• **Try it**
The answer is every record that follows, printed exactly.

((

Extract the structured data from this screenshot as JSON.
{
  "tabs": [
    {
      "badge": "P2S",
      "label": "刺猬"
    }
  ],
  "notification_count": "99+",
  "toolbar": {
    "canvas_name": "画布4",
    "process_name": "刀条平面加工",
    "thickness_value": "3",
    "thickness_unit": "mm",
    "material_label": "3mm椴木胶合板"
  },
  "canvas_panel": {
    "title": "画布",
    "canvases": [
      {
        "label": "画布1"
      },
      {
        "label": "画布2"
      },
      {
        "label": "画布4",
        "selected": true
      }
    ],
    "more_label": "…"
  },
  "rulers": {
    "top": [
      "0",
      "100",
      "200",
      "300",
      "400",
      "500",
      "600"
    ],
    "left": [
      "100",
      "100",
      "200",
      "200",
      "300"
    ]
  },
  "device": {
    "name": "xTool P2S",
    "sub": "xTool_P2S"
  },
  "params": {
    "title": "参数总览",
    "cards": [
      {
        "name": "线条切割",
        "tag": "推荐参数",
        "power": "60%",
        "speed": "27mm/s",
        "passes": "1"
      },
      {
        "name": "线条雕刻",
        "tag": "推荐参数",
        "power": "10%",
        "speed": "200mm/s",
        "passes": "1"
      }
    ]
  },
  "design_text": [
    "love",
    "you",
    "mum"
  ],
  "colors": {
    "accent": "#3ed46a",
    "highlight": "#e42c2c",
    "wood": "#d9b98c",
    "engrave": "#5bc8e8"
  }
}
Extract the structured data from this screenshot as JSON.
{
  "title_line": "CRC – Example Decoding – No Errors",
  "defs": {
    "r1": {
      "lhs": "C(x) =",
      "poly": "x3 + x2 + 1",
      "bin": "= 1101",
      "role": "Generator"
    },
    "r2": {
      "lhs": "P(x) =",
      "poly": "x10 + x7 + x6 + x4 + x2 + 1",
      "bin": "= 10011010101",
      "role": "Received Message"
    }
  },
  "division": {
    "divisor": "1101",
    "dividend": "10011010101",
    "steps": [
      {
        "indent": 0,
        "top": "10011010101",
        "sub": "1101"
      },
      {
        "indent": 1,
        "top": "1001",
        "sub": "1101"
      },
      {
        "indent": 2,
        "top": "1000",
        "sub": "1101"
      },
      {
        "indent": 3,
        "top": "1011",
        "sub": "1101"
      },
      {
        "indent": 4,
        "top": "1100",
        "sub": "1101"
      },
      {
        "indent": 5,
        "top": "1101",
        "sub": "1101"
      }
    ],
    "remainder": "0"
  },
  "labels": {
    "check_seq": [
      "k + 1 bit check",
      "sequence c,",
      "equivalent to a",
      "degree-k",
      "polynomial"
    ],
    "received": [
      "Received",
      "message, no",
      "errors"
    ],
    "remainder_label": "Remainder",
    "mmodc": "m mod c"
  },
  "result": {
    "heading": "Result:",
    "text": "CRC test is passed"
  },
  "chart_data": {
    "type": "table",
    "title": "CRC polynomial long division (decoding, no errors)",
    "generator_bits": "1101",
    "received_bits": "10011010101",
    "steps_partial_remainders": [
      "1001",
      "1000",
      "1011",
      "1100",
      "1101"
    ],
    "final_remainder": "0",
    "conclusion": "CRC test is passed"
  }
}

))

• **Task response**
Extract the structured data from this screenshot as JSON.
{
  "tabs": [
    {
      "badge": "P2S",
      "label": "刺猬"
    }
  ],
  "notification_count": "99+",
  "toolbar": {
    "canvas_name": "画布4",
    "process_name": "刀条平面加工",
    "thickness_value": "3",
    "thickness_unit": "mm",
    "material_label": "3mm椴木胶合板"
  },
  "canvas_panel": {
    "title": "画布",
    "canvases": [
      {
        "label": "画布1"
      },
      {
        "label": "画布2"
      },
      {
        "label": "画布4",
        "selected": true
      }
    ],
    "more_label": "…"
  },
  "rulers": {
    "top": [
      "0",
      "100",
      "200",
      "300",
      "400",
      "500",
      "600"
    ],
    "left": [
      "100",
      "100",
      "200",
      "200",
      "300"
    ]
  },
  "device": {
    "name": "xTool P2S",
    "sub": "xTool_P2S"
  },
  "params": {
    "title": "参数总览",
    "cards": [
      {
        "name": "线条切割",
        "tag": "推荐参数",
        "power": "60%",
        "speed": "27mm/s",
        "passes": "1"
      },
      {
        "name": "线条雕刻",
        "tag": "推荐参数",
        "power": "10%",
        "speed": "200mm/s",
        "passes": "1"
      }
    ]
  },
  "design_text": [
    "love",
    "you",
    "mum"
  ],
  "colors": {
    "accent": "#3ed46a",
    "highlight": "#e42c2c",
    "wood": "#d9b98c",
    "engrave": "#5bc8e8"
  }
}
Extract the structured data from this screenshot as JSON.
{
  "title_line": "CRC – Example Decoding – No Errors",
  "defs": {
    "r1": {
      "lhs": "C(x) =",
      "poly": "x3 + x2 + 1",
      "bin": "= 1101",
      "role": "Generator"
    },
    "r2": {
      "lhs": "P(x) =",
      "poly": "x10 + x7 + x6 + x4 + x2 + 1",
      "bin": "= 10011010101",
      "role": "Received Message"
    }
  },
  "division": {
    "divisor": "1101",
    "dividend": "10011010101",
    "steps": [
      {
        "indent": 0,
        "top": "10011010101",
        "sub": "1101"
      },
      {
        "indent": 1,
        "top": "1001",
        "sub": "1101"
      },
      {
        "indent": 2,
        "top": "1000",
        "sub": "1101"
      },
      {
        "indent": 3,
        "top": "1011",
        "sub": "1101"
      },
      {
        "indent": 4,
        "top": "1100",
        "sub": "1101"
      },
      {
        "indent": 5,
        "top": "1101",
        "sub": "1101"
      }
    ],
    "remainder": "0"
  },
  "labels": {
    "check_seq": [
      "k + 1 bit check",
      "sequence c,",
      "equivalent to a",
      "degree-k",
      "polynomial"
    ],
    "received": [
      "Received",
      "message, no",
      "errors"
    ],
    "remainder_label": "Remainder",
    "mmodc": "m mod c"
  },
  "result": {
    "heading": "Result:",
    "text": "CRC test is passed"
  },
  "chart_data": {
    "type": "table",
    "title": "CRC polynomial long division (decoding, no errors)",
    "generator_bits": "1101",
    "received_bits": "10011010101",
    "steps_partial_remainders": [
      "1001",
      "1000",
      "1011",
      "1100",
      "1101"
    ],
    "final_remainder": "0",
    "conclusion": "CRC test is passed"
  }
}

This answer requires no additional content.